I am excited about this change, and to see how it will affect me physically along with mentally. I know my body is carbohydrate-sensitive, so this is definitely necessary for me.
I’ve been wanting to go on a ketogenic diet for a while, but it takes knowing what you’re doing if you do it with food. The nice thing about meal replacement is it’s very precise in macronutrients and calories. After having looked around for over a year or so, I saw that Keto Chow became more than just a recipe on the net. It’s produced now by it’s creator, Chris Bair, takes the preparation of all of the components out of the way and sells a ready-made Keto Chow in resealable vacuum packed bags. It’s one of the few I’ve seen that you include other ingredients, but it’s mostly because it wouldn’t last if it was stored with the powder. You mix heavy cream and MCT oil with the powder and water for a ketogenic diet. It’s very flexible since the powder only equates to 500 calories a day, and the MCT oil/heavy cream controls the remainder. Since MCT oil is approximately 100 calories per 15 ml, it can be raised and lowered as needed. As can the heavy cream, which is easier to manipulate since it’s only the fat portion and not the awesome ketone creating tool that MCT oil is! It’s slightly more expensive than the rest, however. For a month, the price is $257 for 84 meals. If you make it yourself, you’ll average around $180 but you’ll lose time that you could be doing anything other than grinding pills and balancing orders, and certainty that you’ll have what you need to go about your day. For me, the extra money is on the edge but worth it.
I’ve been using Keto Chow for about 3 days now. MCT oil takes a bit for the digestive system to become accustomed to, and can cause a slight diarrhea action for 1-3 days. It does depend on your eating habits previously however, since with myself it’s not effected me terribly bad. It provides extra energy through the day, as well.
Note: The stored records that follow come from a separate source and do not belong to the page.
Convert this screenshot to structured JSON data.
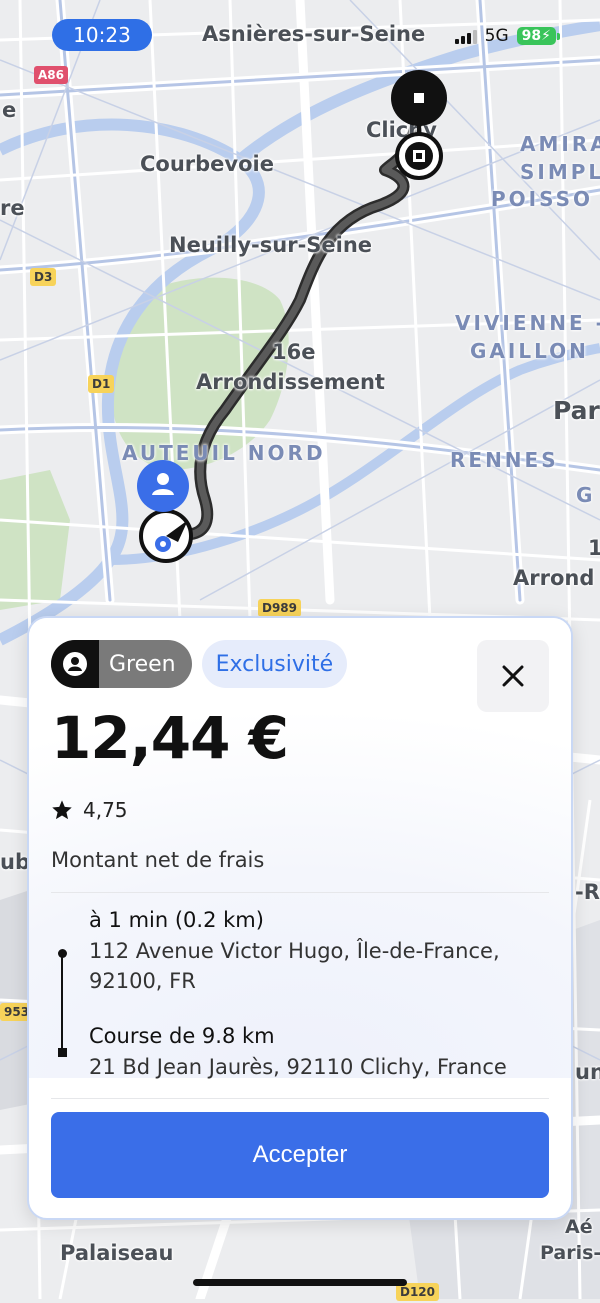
{
  "status_bar": {
    "time": "10:23",
    "network": "5G",
    "battery": "98"
  },
  "map": {
    "towns": [
      "Asnières-sur-Seine",
      "Clichy",
      "Courbevoie",
      "Neuilly-sur-Seine",
      "16e",
      "Arrondissement",
      "Palaiseau",
      "Aé",
      "Paris-",
      "Par",
      "Arrond",
      "re",
      "e",
      "-Ro",
      "un",
      "ub",
      "G",
      "1"
    ],
    "districts": [
      "AMIRA",
      "SIMPL",
      "POISSO",
      "VIVIENNE -",
      "GAILLON",
      "RENNES",
      "AUTEUIL NORD"
    ],
    "roads": [
      "A86",
      "D3",
      "D1",
      "D989",
      "D120",
      "953"
    ]
  },
  "card": {
    "product_tag": "Green",
    "exclusivity_tag": "Exclusivité",
    "price": "12,44 €",
    "rating": "4,75",
    "net_note": "Montant net de frais",
    "pickup": {
      "eta": "à 1 min (0.2 km)",
      "address_line1": "112 Avenue Victor Hugo, Île-de-France,",
      "address_line2": "92100, FR"
    },
    "dropoff": {
      "trip": "Course de 9.8 km",
      "address": "21 Bd Jean Jaurès, 92110 Clichy, France"
    },
    "accept_label": "Accepter"
  },
  "colors": {
    "accent": "#3a6ee8",
    "route": "#4a4a4a",
    "rider_pin": "#3a6ee8"
  },
  "icons": [
    "person-icon",
    "close-icon",
    "star-icon",
    "signal-icon",
    "battery-icon",
    "pickup-pin-icon",
    "dropoff-pin-icon"
  ]
}
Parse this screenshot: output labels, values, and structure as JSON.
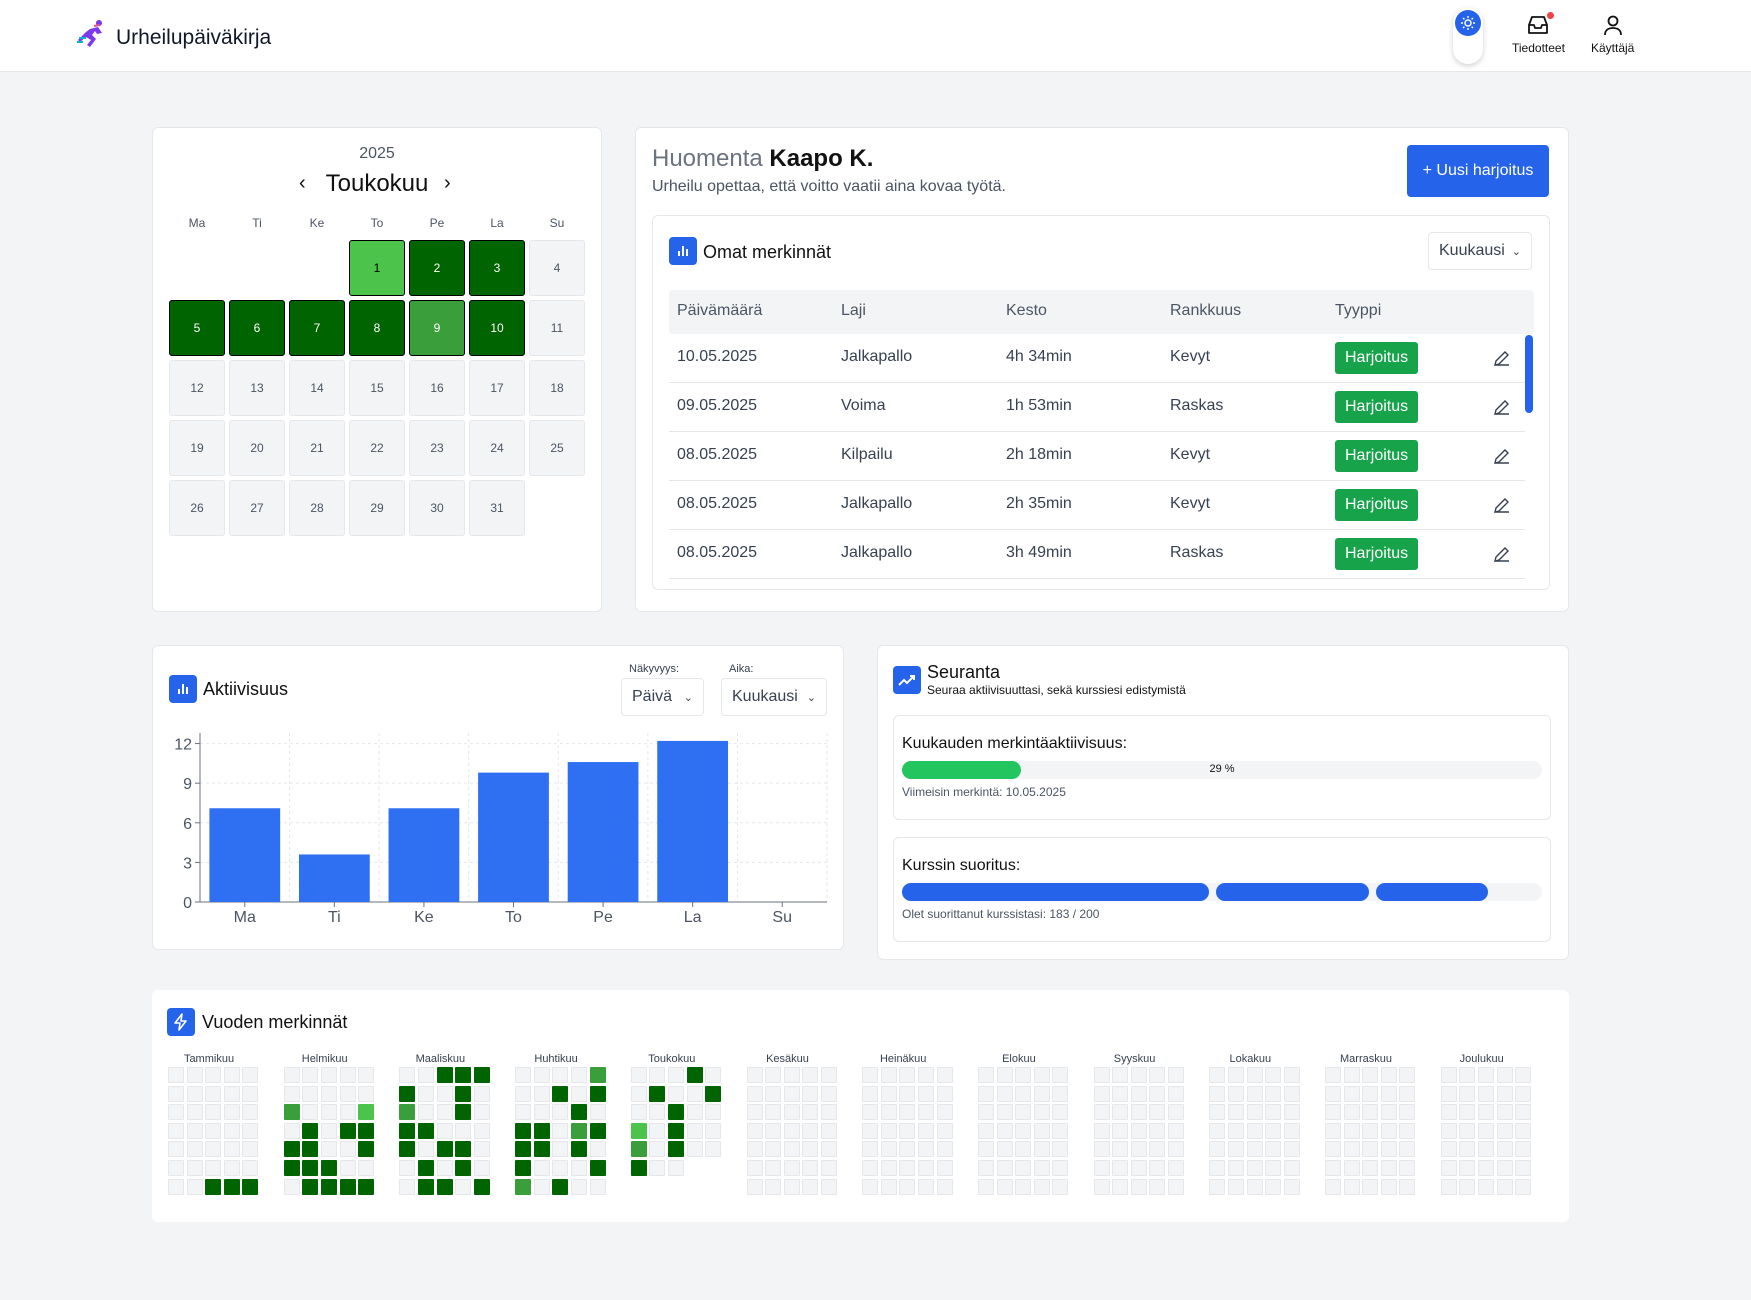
{
  "app": {
    "title": "Urheilupäiväkirja"
  },
  "nav": {
    "notifications": "Tiedotteet",
    "user": "Käyttäjä",
    "theme_icon": "sun-icon"
  },
  "colors": {
    "accent": "#2563eb",
    "level_high": "#006400",
    "level_mid": "#3a9e3a",
    "level_low": "#4cc44c",
    "empty": "#f3f4f6",
    "badge": "#16a34a"
  },
  "calendar": {
    "year": "2025",
    "month": "Toukokuu",
    "weekdays": [
      "Ma",
      "Ti",
      "Ke",
      "To",
      "Pe",
      "La",
      "Su"
    ],
    "start_offset": 3,
    "days": [
      {
        "d": "1",
        "level": 1
      },
      {
        "d": "2",
        "level": 3
      },
      {
        "d": "3",
        "level": 3
      },
      {
        "d": "4",
        "level": 0
      },
      {
        "d": "5",
        "level": 3
      },
      {
        "d": "6",
        "level": 3
      },
      {
        "d": "7",
        "level": 3
      },
      {
        "d": "8",
        "level": 3
      },
      {
        "d": "9",
        "level": 2
      },
      {
        "d": "10",
        "level": 3
      },
      {
        "d": "11",
        "level": 0
      },
      {
        "d": "12",
        "level": 0
      },
      {
        "d": "13",
        "level": 0
      },
      {
        "d": "14",
        "level": 0
      },
      {
        "d": "15",
        "level": 0
      },
      {
        "d": "16",
        "level": 0
      },
      {
        "d": "17",
        "level": 0
      },
      {
        "d": "18",
        "level": 0
      },
      {
        "d": "19",
        "level": 0
      },
      {
        "d": "20",
        "level": 0
      },
      {
        "d": "21",
        "level": 0
      },
      {
        "d": "22",
        "level": 0
      },
      {
        "d": "23",
        "level": 0
      },
      {
        "d": "24",
        "level": 0
      },
      {
        "d": "25",
        "level": 0
      },
      {
        "d": "26",
        "level": 0
      },
      {
        "d": "27",
        "level": 0
      },
      {
        "d": "28",
        "level": 0
      },
      {
        "d": "29",
        "level": 0
      },
      {
        "d": "30",
        "level": 0
      },
      {
        "d": "31",
        "level": 0
      }
    ]
  },
  "welcome": {
    "greeting": "Huomenta",
    "name": "Kaapo K.",
    "quote": "Urheilu opettaa, että voitto vaatii aina kovaa työtä.",
    "new_button": "+ Uusi harjoitus"
  },
  "entries": {
    "title": "Omat merkinnät",
    "period": "Kuukausi",
    "columns": [
      "Päivämäärä",
      "Laji",
      "Kesto",
      "Rankkuus",
      "Tyyppi"
    ],
    "rows": [
      [
        "10.05.2025",
        "Jalkapallo",
        "4h 34min",
        "Kevyt",
        "Harjoitus"
      ],
      [
        "09.05.2025",
        "Voima",
        "1h 53min",
        "Raskas",
        "Harjoitus"
      ],
      [
        "08.05.2025",
        "Kilpailu",
        "2h 18min",
        "Kevyt",
        "Harjoitus"
      ],
      [
        "08.05.2025",
        "Jalkapallo",
        "2h 35min",
        "Kevyt",
        "Harjoitus"
      ],
      [
        "08.05.2025",
        "Jalkapallo",
        "3h 49min",
        "Raskas",
        "Harjoitus"
      ]
    ]
  },
  "activity": {
    "title": "Aktiivisuus",
    "visibility_label": "Näkyvyys:",
    "visibility": "Päivä",
    "time_label": "Aika:",
    "time": "Kuukausi"
  },
  "chart_data": {
    "type": "bar",
    "categories": [
      "Ma",
      "Ti",
      "Ke",
      "To",
      "Pe",
      "La",
      "Su"
    ],
    "values": [
      7.1,
      3.6,
      7.1,
      9.8,
      10.6,
      12.2,
      0
    ],
    "yticks": [
      0,
      3,
      6,
      9,
      12
    ],
    "ylim": [
      0,
      12.8
    ],
    "grid": true,
    "color": "#2f6ff2"
  },
  "tracking": {
    "title": "Seuranta",
    "subtitle": "Seuraa aktiivisuuttasi, sekä kurssiesi edistymistä",
    "monthly": {
      "label": "Kuukauden merkintäaktiivisuus:",
      "percent": 29,
      "percent_text": "29 %",
      "last_entry": "Viimeisin merkintä: 10.05.2025"
    },
    "course": {
      "label": "Kurssin suoritus:",
      "completed": 183,
      "total": 200,
      "text": "Olet suorittanut kurssistasi: 183 / 200"
    }
  },
  "year": {
    "title": "Vuoden merkinnät",
    "months": [
      {
        "name": "Tammikuu",
        "cells": "................................3333...3.33.3333.3322..33.....1..3.13..3"
      },
      {
        "name": "Helmikuu",
        "cells": "..........2...1.3.3333..3333...3333.3333.31"
      },
      {
        "name": "Maaliskuu",
        "cells": "..3333..3.2..3.33...3.33..3.3..33.3.33333.3333"
      },
      {
        "name": "Huhtikuu",
        "cells": "....2..3.3...3.33.2333.3.3...32.3..33..3.33...3.3"
      },
      {
        "name": "Toukokuu",
        "cells": "...3..3..3..3..1.3..2.3..3.."
      },
      {
        "name": "Kesäkuu",
        "cells": "........................................................"
      },
      {
        "name": "Heinäkuu",
        "cells": "................................................"
      },
      {
        "name": "Elokuu",
        "cells": "....................................................."
      },
      {
        "name": "Syyskuu",
        "cells": "................................................"
      },
      {
        "name": "Lokakuu",
        "cells": "..................................................."
      },
      {
        "name": "Marraskuu",
        "cells": "..................................................."
      },
      {
        "name": "Joulukuu",
        "cells": "............................................"
      }
    ]
  }
}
The flavor I am currently using is gourmet vanilla, and it has a texture much like a melted smoothie shake which I enjoy. I’m going to run my calories around 1800 for about 2-3 weeks then start to drop by 100 a week to 1400-1500. With the extra buffering of fat and protein with all macronutrients already available by the body, everything is set for the ketones to do it’s job. I’m in no hurry, this is a long term thing that I’m willing to wait for. I need to lose weight so I can put less strain on my prosthesis, and live past 60.
One thing to note when looking for heavy cream, there’s usually little difference between heavy cream and heavy whipping cream nowadays. The best thing to do is look at the ingredients list and make sure there are no additions that would include carbohydrates or sugars into the mix.
It’s super easy to mix up. I use my blender, and include the MCT oil and heavy cream and fill the blender halfway with water, then do a quick whip to mix the two for a second. Then toss in the mix and quickly put the lid on and blend for 2-3 minutes. After, put into a container and let sit for 15-30 minutes then shake to mix up the things that have absorbed water and fallen to the floor of the container. Then toss it into the fridge. It’s always best to refrigerate overnight since it allows everything to mellow out and not be a salty taste.
After about a week of Joylent use, I did transition away from it but I did enjoy. It was satisfying, and didn’t leave me hungry. I enjoyed the chocolate version more than the vanilla, however. I think it was just the taste made me want it more.
The reason I transitioned away is because I found a more low-carbohydrate version of meal replacement. I’ve decided to go with Keto Chow, and start a ketogenic diet. I still have a month’s box of Joylent and a weeks box of Soylent, that will probably be sold on craigslist if I don’t start to use them in a month or two.